= Beginning of Section =
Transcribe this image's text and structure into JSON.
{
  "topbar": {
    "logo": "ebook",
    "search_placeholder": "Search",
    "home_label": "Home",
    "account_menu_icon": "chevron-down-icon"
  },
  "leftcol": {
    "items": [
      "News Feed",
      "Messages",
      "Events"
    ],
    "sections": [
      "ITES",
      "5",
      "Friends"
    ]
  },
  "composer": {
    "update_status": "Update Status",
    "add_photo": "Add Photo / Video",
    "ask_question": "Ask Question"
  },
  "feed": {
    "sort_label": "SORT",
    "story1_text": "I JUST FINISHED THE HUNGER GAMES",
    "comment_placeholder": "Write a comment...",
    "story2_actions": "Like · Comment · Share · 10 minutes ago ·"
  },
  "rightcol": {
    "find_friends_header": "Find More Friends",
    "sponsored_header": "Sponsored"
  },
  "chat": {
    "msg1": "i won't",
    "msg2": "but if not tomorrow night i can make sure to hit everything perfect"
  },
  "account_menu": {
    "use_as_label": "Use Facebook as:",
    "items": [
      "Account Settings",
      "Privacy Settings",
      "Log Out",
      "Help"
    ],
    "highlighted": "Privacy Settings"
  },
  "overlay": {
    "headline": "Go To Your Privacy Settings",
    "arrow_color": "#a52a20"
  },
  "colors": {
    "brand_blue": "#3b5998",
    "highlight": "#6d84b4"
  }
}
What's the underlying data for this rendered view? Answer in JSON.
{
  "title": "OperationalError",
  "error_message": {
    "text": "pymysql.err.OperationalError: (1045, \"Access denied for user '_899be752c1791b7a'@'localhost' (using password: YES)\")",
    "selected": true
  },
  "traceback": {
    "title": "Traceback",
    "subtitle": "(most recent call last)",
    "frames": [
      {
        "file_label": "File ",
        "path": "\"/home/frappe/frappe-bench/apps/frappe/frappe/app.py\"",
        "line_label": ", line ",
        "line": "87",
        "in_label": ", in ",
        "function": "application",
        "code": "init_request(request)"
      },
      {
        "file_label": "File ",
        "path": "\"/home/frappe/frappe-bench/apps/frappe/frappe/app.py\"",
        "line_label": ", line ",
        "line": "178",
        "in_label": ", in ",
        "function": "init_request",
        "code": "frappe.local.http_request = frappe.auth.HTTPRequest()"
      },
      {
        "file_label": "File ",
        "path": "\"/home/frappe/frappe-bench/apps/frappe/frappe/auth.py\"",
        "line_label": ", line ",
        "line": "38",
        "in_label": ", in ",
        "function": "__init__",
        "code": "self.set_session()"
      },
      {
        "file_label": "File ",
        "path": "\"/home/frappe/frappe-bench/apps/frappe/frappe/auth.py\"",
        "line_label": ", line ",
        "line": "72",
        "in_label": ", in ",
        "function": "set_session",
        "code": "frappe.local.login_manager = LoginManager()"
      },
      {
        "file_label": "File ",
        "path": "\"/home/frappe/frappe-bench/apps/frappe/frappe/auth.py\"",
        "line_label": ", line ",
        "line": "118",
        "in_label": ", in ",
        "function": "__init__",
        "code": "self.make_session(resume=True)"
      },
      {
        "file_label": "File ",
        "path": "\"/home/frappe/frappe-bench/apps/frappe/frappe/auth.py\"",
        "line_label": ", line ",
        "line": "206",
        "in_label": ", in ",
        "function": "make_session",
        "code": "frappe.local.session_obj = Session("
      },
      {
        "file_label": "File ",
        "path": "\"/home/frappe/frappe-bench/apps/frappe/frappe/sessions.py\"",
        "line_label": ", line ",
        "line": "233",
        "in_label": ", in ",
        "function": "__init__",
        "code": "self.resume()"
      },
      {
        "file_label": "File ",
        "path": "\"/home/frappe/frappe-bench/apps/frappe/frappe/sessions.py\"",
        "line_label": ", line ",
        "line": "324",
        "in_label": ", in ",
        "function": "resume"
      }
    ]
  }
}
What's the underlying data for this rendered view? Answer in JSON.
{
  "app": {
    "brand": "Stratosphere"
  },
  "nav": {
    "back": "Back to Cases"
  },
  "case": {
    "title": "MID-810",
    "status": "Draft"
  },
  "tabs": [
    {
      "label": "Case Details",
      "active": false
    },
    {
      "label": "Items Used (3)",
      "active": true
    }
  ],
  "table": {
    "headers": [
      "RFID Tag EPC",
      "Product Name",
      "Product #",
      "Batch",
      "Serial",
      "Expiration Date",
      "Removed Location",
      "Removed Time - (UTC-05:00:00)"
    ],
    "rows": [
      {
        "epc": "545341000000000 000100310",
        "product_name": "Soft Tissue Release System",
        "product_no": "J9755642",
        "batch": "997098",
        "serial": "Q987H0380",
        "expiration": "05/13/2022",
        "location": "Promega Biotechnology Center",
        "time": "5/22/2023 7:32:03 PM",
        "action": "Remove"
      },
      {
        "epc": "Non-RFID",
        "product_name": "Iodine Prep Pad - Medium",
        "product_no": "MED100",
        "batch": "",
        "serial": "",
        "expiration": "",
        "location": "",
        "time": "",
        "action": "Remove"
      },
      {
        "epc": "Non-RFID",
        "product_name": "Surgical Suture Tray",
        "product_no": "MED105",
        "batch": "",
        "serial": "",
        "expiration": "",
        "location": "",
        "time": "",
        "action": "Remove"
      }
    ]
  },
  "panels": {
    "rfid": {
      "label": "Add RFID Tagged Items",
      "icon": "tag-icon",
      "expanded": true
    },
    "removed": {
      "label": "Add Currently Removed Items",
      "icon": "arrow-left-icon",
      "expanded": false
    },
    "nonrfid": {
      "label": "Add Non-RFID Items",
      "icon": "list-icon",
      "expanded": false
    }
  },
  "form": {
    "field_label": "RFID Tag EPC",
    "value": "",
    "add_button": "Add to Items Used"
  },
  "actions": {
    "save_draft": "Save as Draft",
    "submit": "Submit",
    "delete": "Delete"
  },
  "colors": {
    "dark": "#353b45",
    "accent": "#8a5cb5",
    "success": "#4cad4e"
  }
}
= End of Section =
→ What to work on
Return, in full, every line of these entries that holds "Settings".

→ Exercise output
      "Account Settings",
      "Privacy Settings",
    "highlighted": "Privacy Settings"
    "headline": "Go To Your Privacy Settings",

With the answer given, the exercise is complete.